*** Begin section ***

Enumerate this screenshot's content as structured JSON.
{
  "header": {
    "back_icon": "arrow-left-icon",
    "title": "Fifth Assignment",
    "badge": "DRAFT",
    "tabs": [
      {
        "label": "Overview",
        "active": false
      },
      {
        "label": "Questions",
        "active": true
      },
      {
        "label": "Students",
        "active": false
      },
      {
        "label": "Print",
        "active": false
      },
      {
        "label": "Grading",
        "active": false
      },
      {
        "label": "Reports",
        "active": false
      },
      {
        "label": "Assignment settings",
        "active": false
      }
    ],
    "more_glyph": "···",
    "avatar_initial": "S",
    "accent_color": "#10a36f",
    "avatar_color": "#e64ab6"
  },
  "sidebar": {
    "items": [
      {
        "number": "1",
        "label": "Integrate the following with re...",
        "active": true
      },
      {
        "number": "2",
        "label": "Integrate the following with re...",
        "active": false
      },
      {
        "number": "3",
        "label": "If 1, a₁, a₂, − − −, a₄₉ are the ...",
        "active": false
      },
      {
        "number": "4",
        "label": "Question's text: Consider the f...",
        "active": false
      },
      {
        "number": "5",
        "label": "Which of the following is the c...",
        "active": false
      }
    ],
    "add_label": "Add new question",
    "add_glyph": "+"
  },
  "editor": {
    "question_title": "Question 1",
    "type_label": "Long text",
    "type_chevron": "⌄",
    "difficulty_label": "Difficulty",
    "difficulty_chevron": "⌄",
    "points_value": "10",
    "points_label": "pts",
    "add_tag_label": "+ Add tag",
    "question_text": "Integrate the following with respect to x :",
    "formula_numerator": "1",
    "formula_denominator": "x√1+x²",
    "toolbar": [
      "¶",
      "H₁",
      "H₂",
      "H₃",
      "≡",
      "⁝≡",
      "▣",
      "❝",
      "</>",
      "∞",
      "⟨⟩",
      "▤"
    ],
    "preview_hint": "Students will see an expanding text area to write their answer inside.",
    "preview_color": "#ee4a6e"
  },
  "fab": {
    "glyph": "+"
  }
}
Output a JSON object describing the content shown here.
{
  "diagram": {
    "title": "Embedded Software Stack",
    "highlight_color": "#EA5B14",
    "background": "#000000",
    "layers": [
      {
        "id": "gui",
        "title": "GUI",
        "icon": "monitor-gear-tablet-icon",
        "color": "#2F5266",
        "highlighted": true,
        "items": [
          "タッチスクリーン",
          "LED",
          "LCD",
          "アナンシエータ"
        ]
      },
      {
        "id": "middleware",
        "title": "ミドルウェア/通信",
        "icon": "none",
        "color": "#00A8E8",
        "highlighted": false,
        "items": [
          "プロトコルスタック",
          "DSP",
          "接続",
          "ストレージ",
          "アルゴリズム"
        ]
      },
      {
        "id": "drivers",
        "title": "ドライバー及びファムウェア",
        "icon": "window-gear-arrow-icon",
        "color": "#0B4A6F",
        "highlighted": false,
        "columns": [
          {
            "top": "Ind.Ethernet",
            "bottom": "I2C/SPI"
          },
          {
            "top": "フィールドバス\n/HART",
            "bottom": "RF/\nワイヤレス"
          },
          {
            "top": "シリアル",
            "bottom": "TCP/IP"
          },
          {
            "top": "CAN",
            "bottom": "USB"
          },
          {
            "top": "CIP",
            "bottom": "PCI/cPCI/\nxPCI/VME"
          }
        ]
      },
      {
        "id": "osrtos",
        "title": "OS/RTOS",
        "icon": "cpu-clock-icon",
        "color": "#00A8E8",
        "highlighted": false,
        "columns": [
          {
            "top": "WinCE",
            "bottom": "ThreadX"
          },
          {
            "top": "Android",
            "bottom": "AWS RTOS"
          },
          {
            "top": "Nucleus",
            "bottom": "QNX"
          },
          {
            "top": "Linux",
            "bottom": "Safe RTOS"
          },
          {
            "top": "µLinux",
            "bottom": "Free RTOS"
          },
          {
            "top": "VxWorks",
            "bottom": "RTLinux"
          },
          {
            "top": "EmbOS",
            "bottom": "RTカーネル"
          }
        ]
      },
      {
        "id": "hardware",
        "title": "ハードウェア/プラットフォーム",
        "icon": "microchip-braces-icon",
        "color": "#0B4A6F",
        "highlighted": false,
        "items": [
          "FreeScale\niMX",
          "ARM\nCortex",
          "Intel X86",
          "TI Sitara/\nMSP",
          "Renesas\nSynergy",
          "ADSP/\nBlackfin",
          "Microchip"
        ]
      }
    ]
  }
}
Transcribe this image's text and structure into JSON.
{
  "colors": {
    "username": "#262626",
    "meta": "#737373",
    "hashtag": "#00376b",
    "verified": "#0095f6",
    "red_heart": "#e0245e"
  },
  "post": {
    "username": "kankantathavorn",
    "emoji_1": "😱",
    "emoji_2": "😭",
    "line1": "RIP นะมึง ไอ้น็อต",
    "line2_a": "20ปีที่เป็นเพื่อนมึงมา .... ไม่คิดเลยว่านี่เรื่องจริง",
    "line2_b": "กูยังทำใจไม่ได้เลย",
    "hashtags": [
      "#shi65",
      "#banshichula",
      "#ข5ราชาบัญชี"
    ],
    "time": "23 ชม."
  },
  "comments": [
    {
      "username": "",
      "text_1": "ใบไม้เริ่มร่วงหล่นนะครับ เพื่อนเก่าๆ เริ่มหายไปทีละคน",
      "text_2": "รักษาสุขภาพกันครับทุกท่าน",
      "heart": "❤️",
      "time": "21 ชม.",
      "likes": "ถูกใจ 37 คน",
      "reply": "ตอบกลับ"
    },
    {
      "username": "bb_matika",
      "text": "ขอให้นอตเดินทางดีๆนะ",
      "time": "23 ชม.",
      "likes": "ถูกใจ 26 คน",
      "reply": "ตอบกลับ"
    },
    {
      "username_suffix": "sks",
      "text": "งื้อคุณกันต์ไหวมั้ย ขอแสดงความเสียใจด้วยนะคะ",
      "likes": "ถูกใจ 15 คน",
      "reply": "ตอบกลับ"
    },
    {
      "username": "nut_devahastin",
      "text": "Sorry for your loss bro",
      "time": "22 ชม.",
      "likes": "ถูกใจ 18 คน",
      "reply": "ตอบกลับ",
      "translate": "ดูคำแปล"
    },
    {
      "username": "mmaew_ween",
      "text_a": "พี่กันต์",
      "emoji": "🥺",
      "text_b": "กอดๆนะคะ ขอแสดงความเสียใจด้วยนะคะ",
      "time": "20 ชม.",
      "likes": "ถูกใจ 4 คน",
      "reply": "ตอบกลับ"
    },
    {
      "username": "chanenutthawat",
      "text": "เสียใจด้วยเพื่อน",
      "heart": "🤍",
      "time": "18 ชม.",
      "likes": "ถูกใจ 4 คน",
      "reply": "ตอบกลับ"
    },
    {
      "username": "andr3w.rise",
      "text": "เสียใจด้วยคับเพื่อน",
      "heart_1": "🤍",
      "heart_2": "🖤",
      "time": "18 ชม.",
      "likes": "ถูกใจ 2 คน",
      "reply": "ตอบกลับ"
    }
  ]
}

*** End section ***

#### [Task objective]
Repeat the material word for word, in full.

#### [Response below]
Enumerate this screenshot's content as structured JSON.
{
  "header": {
    "back_icon": "arrow-left-icon",
    "title": "Fifth Assignment",
    "badge": "DRAFT",
    "tabs": [
      {
        "label": "Overview",
        "active": false
      },
      {
        "label": "Questions",
        "active": true
      },
      {
        "label": "Students",
        "active": false
      },
      {
        "label": "Print",
        "active": false
      },
      {
        "label": "Grading",
        "active": false
      },
      {
        "label": "Reports",
        "active": false
      },
      {
        "label": "Assignment settings",
        "active": false
      }
    ],
    "more_glyph": "···",
    "avatar_initial": "S",
    "accent_color": "#10a36f",
    "avatar_color": "#e64ab6"
  },
  "sidebar": {
    "items": [
      {
        "number": "1",
        "label": "Integrate the following with re...",
        "active": true
      },
      {
        "number": "2",
        "label": "Integrate the following with re...",
        "active": false
      },
      {
        "number": "3",
        "label": "If 1, a₁, a₂, − − −, a₄₉ are the ...",
        "active": false
      },
      {
        "number": "4",
        "label": "Question's text: Consider the f...",
        "active": false
      },
      {
        "number": "5",
        "label": "Which of the following is the c...",
        "active": false
      }
    ],
    "add_label": "Add new question",
    "add_glyph": "+"
  },
  "editor": {
    "question_title": "Question 1",
    "type_label": "Long text",
    "type_chevron": "⌄",
    "difficulty_label": "Difficulty",
    "difficulty_chevron": "⌄",
    "points_value": "10",
    "points_label": "pts",
    "add_tag_label": "+ Add tag",
    "question_text": "Integrate the following with respect to x :",
    "formula_numerator": "1",
    "formula_denominator": "x√1+x²",
    "toolbar": [
      "¶",
      "H₁",
      "H₂",
      "H₃",
      "≡",
      "⁝≡",
      "▣",
      "❝",
      "</>",
      "∞",
      "⟨⟩",
      "▤"
    ],
    "preview_hint": "Students will see an expanding text area to write their answer inside.",
    "preview_color": "#ee4a6e"
  },
  "fab": {
    "glyph": "+"
  }
}
Output a JSON object describing the content shown here.
{
  "diagram": {
    "title": "Embedded Software Stack",
    "highlight_color": "#EA5B14",
    "background": "#000000",
    "layers": [
      {
        "id": "gui",
        "title": "GUI",
        "icon": "monitor-gear-tablet-icon",
        "color": "#2F5266",
        "highlighted": true,
        "items": [
          "タッチスクリーン",
          "LED",
          "LCD",
          "アナンシエータ"
        ]
      },
      {
        "id": "middleware",
        "title": "ミドルウェア/通信",
        "icon": "none",
        "color": "#00A8E8",
        "highlighted": false,
        "items": [
          "プロトコルスタック",
          "DSP",
          "接続",
          "ストレージ",
          "アルゴリズム"
        ]
      },
      {
        "id": "drivers",
        "title": "ドライバー及びファムウェア",
        "icon": "window-gear-arrow-icon",
        "color": "#0B4A6F",
        "highlighted": false,
        "columns": [
          {
            "top": "Ind.Ethernet",
            "bottom": "I2C/SPI"
          },
          {
            "top": "フィールドバス\n/HART",
            "bottom": "RF/\nワイヤレス"
          },
          {
            "top": "シリアル",
            "bottom": "TCP/IP"
          },
          {
            "top": "CAN",
            "bottom": "USB"
          },
          {
            "top": "CIP",
            "bottom": "PCI/cPCI/\nxPCI/VME"
          }
        ]
      },
      {
        "id": "osrtos",
        "title": "OS/RTOS",
        "icon": "cpu-clock-icon",
        "color": "#00A8E8",
        "highlighted": false,
        "columns": [
          {
            "top": "WinCE",
            "bottom": "ThreadX"
          },
          {
            "top": "Android",
            "bottom": "AWS RTOS"
          },
          {
            "top": "Nucleus",
            "bottom": "QNX"
          },
          {
            "top": "Linux",
            "bottom": "Safe RTOS"
          },
          {
            "top": "µLinux",
            "bottom": "Free RTOS"
          },
          {
            "top": "VxWorks",
            "bottom": "RTLinux"
          },
          {
            "top": "EmbOS",
            "bottom": "RTカーネル"
          }
        ]
      },
      {
        "id": "hardware",
        "title": "ハードウェア/プラットフォーム",
        "icon": "microchip-braces-icon",
        "color": "#0B4A6F",
        "highlighted": false,
        "items": [
          "FreeScale\niMX",
          "ARM\nCortex",
          "Intel X86",
          "TI Sitara/\nMSP",
          "Renesas\nSynergy",
          "ADSP/\nBlackfin",
          "Microchip"
        ]
      }
    ]
  }
}
Transcribe this image's text and structure into JSON.
{
  "colors": {
    "username": "#262626",
    "meta": "#737373",
    "hashtag": "#00376b",
    "verified": "#0095f6",
    "red_heart": "#e0245e"
  },
  "post": {
    "username": "kankantathavorn",
    "emoji_1": "😱",
    "emoji_2": "😭",
    "line1": "RIP นะมึง ไอ้น็อต",
    "line2_a": "20ปีที่เป็นเพื่อนมึงมา .... ไม่คิดเลยว่านี่เรื่องจริง",
    "line2_b": "กูยังทำใจไม่ได้เลย",
    "hashtags": [
      "#shi65",
      "#banshichula",
      "#ข5ราชาบัญชี"
    ],
    "time": "23 ชม."
  },
  "comments": [
    {
      "username": "",
      "text_1": "ใบไม้เริ่มร่วงหล่นนะครับ เพื่อนเก่าๆ เริ่มหายไปทีละคน",
      "text_2": "รักษาสุขภาพกันครับทุกท่าน",
      "heart": "❤️",
      "time": "21 ชม.",
      "likes": "ถูกใจ 37 คน",
      "reply": "ตอบกลับ"
    },
    {
      "username": "bb_matika",
      "text": "ขอให้นอตเดินทางดีๆนะ",
      "time": "23 ชม.",
      "likes": "ถูกใจ 26 คน",
      "reply": "ตอบกลับ"
    },
    {
      "username_suffix": "sks",
      "text": "งื้อคุณกันต์ไหวมั้ย ขอแสดงความเสียใจด้วยนะคะ",
      "likes": "ถูกใจ 15 คน",
      "reply": "ตอบกลับ"
    },
    {
      "username": "nut_devahastin",
      "text": "Sorry for your loss bro",
      "time": "22 ชม.",
      "likes": "ถูกใจ 18 คน",
      "reply": "ตอบกลับ",
      "translate": "ดูคำแปล"
    },
    {
      "username": "mmaew_ween",
      "text_a": "พี่กันต์",
      "emoji": "🥺",
      "text_b": "กอดๆนะคะ ขอแสดงความเสียใจด้วยนะคะ",
      "time": "20 ชม.",
      "likes": "ถูกใจ 4 คน",
      "reply": "ตอบกลับ"
    },
    {
      "username": "chanenutthawat",
      "text": "เสียใจด้วยเพื่อน",
      "heart": "🤍",
      "time": "18 ชม.",
      "likes": "ถูกใจ 4 คน",
      "reply": "ตอบกลับ"
    },
    {
      "username": "andr3w.rise",
      "text": "เสียใจด้วยคับเพื่อน",
      "heart_1": "🤍",
      "heart_2": "🖤",
      "time": "18 ชม.",
      "likes": "ถูกใจ 2 คน",
      "reply": "ตอบกลับ"
    }
  ]
}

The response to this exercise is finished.